> _PROBLEM STATEMENT_
Exact repetition, please: start with the line where "Parse this screenshot: output" appears and stop after the final line of the records.

> _DATA EXTRACT_
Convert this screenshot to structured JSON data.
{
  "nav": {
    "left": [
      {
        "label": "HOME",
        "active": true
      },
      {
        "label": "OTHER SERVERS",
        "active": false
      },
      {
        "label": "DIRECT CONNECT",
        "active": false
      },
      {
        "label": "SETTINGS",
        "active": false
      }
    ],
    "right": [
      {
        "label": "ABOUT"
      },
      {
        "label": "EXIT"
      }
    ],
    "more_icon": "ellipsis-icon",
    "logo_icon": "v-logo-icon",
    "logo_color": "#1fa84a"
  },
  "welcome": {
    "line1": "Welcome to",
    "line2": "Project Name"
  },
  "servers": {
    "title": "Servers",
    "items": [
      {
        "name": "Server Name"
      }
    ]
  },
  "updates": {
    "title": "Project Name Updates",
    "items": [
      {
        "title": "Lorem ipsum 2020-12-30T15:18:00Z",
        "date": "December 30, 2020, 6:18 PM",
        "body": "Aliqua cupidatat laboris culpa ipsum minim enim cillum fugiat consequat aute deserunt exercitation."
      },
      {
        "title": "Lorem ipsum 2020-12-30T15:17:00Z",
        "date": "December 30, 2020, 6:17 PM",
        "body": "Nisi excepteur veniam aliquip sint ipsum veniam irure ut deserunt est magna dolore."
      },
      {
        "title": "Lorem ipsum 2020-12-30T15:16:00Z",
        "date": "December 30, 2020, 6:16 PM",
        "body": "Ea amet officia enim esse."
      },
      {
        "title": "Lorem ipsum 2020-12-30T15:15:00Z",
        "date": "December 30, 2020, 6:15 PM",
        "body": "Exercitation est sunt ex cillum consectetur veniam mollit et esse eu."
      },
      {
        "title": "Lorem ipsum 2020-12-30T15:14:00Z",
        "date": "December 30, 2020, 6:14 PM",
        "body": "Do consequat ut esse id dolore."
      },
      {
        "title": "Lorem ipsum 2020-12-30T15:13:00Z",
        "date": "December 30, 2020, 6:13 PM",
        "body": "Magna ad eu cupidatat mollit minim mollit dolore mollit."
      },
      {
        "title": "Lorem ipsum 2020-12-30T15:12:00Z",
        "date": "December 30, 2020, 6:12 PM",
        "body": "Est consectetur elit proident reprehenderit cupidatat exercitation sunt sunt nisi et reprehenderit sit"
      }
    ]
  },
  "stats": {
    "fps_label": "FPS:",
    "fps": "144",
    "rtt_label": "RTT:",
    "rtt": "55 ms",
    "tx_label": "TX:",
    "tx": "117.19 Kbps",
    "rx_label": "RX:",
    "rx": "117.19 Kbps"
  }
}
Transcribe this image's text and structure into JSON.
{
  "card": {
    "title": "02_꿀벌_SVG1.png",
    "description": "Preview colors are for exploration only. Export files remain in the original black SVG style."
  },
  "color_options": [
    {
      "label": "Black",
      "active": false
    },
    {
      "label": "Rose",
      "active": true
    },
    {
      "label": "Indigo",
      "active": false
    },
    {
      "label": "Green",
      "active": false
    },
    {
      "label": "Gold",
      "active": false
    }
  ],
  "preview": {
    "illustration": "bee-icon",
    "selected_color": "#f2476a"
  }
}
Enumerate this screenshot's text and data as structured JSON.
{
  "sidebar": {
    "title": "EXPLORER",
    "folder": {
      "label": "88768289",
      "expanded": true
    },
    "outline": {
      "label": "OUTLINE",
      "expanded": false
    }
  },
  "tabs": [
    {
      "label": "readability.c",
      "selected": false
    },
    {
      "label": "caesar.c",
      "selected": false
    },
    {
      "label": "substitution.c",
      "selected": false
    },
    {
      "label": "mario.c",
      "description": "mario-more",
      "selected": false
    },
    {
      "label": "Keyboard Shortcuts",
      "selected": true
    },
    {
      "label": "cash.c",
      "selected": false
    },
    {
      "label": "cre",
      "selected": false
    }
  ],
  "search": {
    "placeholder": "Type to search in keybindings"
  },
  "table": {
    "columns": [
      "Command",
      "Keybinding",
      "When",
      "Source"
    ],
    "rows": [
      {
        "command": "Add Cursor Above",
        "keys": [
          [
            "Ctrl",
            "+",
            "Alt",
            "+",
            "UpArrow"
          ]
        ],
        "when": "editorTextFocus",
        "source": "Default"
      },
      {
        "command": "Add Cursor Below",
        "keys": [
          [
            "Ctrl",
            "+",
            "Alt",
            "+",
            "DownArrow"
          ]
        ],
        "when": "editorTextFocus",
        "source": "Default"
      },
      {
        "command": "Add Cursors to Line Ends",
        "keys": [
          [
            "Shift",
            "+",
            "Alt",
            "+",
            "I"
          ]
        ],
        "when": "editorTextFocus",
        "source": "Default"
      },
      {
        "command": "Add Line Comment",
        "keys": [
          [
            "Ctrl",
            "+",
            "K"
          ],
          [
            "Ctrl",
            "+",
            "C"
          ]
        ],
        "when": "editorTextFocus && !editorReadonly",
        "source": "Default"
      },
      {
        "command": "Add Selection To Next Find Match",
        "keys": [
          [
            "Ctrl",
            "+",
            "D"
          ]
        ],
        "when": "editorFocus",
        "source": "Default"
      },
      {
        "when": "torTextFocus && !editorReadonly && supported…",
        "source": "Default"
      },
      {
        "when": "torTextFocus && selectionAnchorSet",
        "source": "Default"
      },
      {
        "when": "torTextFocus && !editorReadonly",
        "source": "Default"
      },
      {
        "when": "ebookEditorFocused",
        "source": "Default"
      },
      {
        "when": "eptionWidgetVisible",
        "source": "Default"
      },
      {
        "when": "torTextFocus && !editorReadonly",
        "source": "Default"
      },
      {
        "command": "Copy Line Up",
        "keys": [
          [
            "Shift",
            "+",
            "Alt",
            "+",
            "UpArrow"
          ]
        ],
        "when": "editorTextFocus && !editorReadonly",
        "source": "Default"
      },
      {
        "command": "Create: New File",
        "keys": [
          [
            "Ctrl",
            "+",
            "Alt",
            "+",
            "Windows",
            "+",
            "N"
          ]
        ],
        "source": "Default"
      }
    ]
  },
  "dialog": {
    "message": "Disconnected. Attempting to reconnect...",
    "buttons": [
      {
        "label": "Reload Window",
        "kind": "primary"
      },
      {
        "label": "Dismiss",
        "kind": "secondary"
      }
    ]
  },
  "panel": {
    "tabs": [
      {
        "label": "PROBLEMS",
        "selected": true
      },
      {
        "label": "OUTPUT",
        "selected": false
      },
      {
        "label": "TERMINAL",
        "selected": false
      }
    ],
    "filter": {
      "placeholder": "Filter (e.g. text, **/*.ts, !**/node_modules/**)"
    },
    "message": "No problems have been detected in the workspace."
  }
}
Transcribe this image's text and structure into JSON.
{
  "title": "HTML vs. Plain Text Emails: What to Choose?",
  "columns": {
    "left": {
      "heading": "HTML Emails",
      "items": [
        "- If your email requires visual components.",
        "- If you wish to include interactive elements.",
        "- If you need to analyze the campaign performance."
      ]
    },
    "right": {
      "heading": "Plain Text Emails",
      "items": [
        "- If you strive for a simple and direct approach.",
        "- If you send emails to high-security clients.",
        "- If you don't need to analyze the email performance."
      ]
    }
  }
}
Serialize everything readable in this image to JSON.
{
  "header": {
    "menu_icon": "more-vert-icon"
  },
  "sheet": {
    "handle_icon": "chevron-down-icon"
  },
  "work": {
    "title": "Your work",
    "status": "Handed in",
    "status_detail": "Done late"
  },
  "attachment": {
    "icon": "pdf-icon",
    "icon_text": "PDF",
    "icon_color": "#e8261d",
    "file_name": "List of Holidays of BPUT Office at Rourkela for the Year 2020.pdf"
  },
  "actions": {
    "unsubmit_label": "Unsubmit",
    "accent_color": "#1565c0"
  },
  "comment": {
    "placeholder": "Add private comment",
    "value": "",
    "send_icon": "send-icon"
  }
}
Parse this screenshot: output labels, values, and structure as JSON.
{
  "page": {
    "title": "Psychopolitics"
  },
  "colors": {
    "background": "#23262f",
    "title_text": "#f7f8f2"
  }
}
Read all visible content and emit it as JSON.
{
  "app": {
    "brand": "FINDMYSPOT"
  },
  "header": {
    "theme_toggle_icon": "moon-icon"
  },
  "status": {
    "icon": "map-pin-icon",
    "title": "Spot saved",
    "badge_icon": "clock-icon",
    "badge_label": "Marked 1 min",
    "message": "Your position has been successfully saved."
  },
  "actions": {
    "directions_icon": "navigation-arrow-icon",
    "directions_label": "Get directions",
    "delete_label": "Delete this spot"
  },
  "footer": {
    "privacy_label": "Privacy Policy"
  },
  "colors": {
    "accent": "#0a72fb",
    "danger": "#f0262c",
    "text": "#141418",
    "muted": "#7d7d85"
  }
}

> _FINISHED TASK_
Parse this screenshot: output labels, values, and structure as JSON.
{
  "page": {
    "title": "Psychopolitics"
  },
  "colors": {
    "background": "#23262f",
    "title_text": "#f7f8f2"
  }
}
Read all visible content and emit it as JSON.
{
  "app": {
    "brand": "FINDMYSPOT"
  },
  "header": {
    "theme_toggle_icon": "moon-icon"
  },
  "status": {
    "icon": "map-pin-icon",
    "title": "Spot saved",
    "badge_icon": "clock-icon",
    "badge_label": "Marked 1 min",
    "message": "Your position has been successfully saved."
  },
  "actions": {
    "directions_icon": "navigation-arrow-icon",
    "directions_label": "Get directions",
    "delete_label": "Delete this spot"
  },
  "footer": {
    "privacy_label": "Privacy Policy"
  },
  "colors": {
    "accent": "#0a72fb",
    "danger": "#f0262c",
    "text": "#141418",
    "muted": "#7d7d85"
  }
}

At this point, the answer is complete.